Saturday, May 11, 2013

Hues and Cries Department

Adam Hochschild, King Leopold's Ghost: A Story of Greed, Terror, and Heroism in Colonial Africa, 280–3:
An ancient English law made it a crime to witness a murder or discover a corpse and not raise a "hue and cry." But we live in a world of corpses, and only about some of them is there a hue and cry. True, with a population loss estimated at ten million people, what happened in the Congo could reasonably be called the most murderous part of the European Scramble for Africa. But that is so only if you look at sub-Saharan Africa as the arbitrary checkerboard formed by colonial boundaries. If you draw boundaries differently — to surround, say, all African equatorial rain forest land rich in wild rubber — then what happened in the Congo is, unfortunately, no worse than what happened in neighboring colonies [. . .]
Photos from King Leopold's Ghost
Around the time the Germans were slaughtering Hereros, the world also was largely ignoring America's brutal counterguerrilla war in the Philippines, in which U.S. troops tortured prisoners, burned villages, killed 20,000 rebels, and saw 200,000 Filipinos die of war-related hunger or disease. Britain came in for no international criticism of its killings of aborigines in Australia, in accordance with extermination orders as ruthless as von Trotha's. And, of course, in neither Europe nor the United States was there major protest against the decimation of the American Indians.

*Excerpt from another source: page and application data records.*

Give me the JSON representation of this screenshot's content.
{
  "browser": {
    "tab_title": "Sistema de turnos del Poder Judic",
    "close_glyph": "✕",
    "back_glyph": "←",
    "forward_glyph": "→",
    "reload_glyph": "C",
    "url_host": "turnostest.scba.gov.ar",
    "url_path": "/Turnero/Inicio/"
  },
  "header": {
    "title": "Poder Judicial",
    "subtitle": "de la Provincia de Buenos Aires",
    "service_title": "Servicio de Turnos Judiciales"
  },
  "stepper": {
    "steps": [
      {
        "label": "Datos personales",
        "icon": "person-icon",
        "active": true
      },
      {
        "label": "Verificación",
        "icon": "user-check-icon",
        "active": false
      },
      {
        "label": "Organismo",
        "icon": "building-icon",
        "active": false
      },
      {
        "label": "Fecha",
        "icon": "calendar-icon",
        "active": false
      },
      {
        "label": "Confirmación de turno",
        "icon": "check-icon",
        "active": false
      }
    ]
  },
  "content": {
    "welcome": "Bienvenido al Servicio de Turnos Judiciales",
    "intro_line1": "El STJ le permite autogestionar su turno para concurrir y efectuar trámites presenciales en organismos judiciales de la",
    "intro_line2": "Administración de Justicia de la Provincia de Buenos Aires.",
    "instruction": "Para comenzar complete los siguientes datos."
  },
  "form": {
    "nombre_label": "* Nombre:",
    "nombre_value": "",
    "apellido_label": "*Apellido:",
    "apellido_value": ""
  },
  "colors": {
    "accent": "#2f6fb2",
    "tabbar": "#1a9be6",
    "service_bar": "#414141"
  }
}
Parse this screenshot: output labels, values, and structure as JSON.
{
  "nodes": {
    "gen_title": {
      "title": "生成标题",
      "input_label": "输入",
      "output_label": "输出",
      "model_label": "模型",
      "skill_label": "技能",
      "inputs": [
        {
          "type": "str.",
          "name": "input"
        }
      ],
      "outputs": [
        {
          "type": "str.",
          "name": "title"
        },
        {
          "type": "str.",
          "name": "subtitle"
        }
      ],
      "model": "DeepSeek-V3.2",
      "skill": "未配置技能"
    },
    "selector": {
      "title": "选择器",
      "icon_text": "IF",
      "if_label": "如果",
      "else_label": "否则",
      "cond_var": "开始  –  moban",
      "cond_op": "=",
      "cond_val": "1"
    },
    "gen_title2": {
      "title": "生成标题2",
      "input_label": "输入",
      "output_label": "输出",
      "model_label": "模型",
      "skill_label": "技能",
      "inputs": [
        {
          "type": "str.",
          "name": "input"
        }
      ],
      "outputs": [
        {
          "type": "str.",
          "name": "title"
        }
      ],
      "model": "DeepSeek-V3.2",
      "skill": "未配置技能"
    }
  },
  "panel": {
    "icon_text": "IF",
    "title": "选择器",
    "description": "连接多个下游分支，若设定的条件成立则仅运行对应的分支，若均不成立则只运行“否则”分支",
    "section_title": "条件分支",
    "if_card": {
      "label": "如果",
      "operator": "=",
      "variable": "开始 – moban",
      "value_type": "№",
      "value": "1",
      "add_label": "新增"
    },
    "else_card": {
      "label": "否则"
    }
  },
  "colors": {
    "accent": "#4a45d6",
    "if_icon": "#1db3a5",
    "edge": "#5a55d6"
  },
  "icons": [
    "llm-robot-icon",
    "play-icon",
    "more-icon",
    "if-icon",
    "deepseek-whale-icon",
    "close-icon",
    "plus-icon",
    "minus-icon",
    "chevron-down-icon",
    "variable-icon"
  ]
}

When these other mass murders went largely unnoticed except by their victims, why, in England and the United States, was there such a storm of righteous protest about the Congo? The politics of empathy are fickle. Certainly one reason Britons and Americans focused on the Congo was that it was a safe target. Outrage over the Congo did not involve British or American misdeeds, nor did it entail the diplomatic, trade, or military consequences of taking on a major power like France or Germany. [. . .]
What happened in the Congo was indeed mass murder on a vast scale, but the sad truth is that the men who carried it out for Leopold were no more murderous than many Europeans then at work or at war elsewhere in Africa. Conrad said it best: "All Europe contributed to the making of Kurtz."